In today’s new issue of JCB, Mitra et al. reveal how mitochondrial morphology regulates the development of Drosophila egg chambers. Egg chamber follicle cells lacking the mitochondrial fission protein Drp1 maintain a highly-fused mitochondrial network and hyperproliferate instead of exiting the cell cycle and terminally differentiating. Depleting the mitochondrial fusion protein Marf-1, on the other hand, causes follicle cells to differentiate prematurely. Senior author Jennifer Lippincott-Schwartz explains in this summary that mitochondrial morphology might be linked to differentiation because cells’ energetic requirements change when they exit the cell cycle.

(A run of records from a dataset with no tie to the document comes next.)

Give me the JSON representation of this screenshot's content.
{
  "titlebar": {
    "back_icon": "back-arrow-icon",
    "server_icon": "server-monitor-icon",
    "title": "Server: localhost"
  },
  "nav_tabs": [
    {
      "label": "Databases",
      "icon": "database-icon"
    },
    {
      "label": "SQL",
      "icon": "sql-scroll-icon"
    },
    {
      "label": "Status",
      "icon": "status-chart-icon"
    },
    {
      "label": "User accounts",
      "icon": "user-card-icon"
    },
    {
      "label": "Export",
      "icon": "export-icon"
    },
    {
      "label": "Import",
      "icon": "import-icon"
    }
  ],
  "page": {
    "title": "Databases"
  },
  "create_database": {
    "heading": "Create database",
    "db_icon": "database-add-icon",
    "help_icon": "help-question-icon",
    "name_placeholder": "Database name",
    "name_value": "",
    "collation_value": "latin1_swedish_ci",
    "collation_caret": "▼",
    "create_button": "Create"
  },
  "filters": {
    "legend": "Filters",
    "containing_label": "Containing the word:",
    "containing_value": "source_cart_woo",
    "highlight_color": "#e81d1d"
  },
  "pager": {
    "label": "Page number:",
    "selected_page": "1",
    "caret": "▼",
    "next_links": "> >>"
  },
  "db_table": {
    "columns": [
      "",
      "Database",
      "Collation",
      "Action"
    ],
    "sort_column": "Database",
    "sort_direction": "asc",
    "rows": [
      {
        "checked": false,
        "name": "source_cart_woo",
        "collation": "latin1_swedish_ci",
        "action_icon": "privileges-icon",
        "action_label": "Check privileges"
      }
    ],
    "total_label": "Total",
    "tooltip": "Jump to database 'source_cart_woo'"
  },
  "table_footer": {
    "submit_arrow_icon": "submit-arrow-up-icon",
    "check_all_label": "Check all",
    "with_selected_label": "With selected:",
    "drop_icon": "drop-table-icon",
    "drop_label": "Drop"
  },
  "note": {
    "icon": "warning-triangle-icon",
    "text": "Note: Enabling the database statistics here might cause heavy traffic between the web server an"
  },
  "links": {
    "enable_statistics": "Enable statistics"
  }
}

Meanwhile, Kageyama et al. demonstrate that mouse neurons lacking Drp1 die because their mitochondria fuse and accumulate oxidative damage.
Shevchuk et al. use ion conductance microscopy – a technique that rapidly scans the topography of the plasma membrane – to examine how clathrin-coated pits close as they internalize from the cell surface. (If you haven’t heard of ion conductance microscopy before, the authors provide a nice explanation at the start of their Materials and Methods section). Clathrin-coated pits are generally thought to seal off from a flat region of the plasma membrane, but Shevchuk et al. find that 70% of them are capped by a membrane protrusion that grows from one side of the pit. You can read about the differences between these two mechanisms of pit closure in this summary.

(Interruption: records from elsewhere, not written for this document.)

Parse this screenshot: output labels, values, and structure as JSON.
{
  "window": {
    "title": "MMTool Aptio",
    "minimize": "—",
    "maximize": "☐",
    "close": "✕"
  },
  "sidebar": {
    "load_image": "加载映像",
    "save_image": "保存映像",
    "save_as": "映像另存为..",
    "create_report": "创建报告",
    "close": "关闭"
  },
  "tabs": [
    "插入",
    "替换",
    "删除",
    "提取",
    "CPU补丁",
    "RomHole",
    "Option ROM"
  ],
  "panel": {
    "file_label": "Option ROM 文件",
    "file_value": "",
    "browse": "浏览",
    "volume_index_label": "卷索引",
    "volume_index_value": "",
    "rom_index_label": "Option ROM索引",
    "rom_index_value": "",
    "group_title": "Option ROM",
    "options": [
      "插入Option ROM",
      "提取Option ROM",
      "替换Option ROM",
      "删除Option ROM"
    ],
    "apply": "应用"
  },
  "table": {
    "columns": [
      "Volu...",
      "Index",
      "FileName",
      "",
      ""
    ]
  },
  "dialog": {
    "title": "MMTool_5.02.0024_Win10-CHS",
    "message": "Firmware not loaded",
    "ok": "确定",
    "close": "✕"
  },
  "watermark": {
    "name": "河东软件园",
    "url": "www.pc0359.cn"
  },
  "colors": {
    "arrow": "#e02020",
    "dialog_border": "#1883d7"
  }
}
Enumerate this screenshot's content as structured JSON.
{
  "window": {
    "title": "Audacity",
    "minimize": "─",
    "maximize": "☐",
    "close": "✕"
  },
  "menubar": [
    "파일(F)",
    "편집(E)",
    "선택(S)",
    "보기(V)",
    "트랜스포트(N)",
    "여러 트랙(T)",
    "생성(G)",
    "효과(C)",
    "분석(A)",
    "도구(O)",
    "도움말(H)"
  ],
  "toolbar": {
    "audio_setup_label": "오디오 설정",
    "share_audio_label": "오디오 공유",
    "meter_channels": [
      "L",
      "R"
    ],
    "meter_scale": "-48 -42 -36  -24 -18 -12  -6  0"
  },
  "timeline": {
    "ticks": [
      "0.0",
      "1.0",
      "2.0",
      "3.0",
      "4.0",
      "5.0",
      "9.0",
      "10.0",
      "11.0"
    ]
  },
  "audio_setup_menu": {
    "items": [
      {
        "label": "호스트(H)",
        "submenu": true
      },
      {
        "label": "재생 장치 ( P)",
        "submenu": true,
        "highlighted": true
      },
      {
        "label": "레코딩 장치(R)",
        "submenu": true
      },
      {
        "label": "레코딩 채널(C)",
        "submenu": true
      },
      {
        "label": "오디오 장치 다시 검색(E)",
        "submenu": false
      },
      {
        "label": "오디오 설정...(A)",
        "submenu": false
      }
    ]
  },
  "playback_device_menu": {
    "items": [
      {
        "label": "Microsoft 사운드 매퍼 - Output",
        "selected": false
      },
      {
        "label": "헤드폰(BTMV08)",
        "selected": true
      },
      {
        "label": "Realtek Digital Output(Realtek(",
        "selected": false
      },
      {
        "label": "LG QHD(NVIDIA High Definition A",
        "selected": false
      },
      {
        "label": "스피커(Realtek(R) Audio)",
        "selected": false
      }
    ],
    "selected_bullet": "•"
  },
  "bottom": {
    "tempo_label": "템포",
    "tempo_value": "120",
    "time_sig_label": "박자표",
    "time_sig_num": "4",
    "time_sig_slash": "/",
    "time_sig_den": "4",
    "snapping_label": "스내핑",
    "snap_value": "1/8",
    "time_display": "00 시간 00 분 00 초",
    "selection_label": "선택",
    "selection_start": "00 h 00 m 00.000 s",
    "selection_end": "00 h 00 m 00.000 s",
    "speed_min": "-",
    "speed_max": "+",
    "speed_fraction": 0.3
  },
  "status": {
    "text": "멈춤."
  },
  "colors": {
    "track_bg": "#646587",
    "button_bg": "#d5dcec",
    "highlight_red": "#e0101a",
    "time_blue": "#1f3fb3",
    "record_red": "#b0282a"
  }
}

Wei et al. identify an miRNA family that inhibits the differentiation and proliferation of bone-forming osteoblasts. miR-34b and miR-34c decrease bone formation in mice by reducing levels of the osteoblast differentiation factor Satb2 and the cell cycle proteins Cyclin D1, CDK4, and CDK6. As explained in this week’s In Focus, though miRNAs have been implicated in bone formation before, this is the first in vivo study of how individual miRNAs regulate osteoblast differentiation.
Oikawa et al., on the other hand, study the differentiation of bone-resorbing osteoclasts. This process involves the fusion of precursor cells to form mature, multi-nucleate osteoclasts (such as the one pictured on this week’s cover, for example). Oikawa et al. reveal that osteoclast cell fusion is mediated by invasive, podosome-like protrusions that are formed by the phospholipid-binding adaptor protein Tks5. More here.
There’s lot’s of other great papers that you can find on our table of contents, but I’ll leave you today with a link to this month’s biosights video podcast, in which Ryan Petrie describes a new way that fibroblasts migrate through three-dimensional environments. As revealed in this paper, depending on the strength of intracellular RhoA signaling and on the elastic behavior of the extracellular matrix, fibroblasts can form blunt, cylindrical protrusions called lobopodia instead of thin, wide lamellipodia-like extensions.
Cover image courtesy of Tsukasa Oikawa.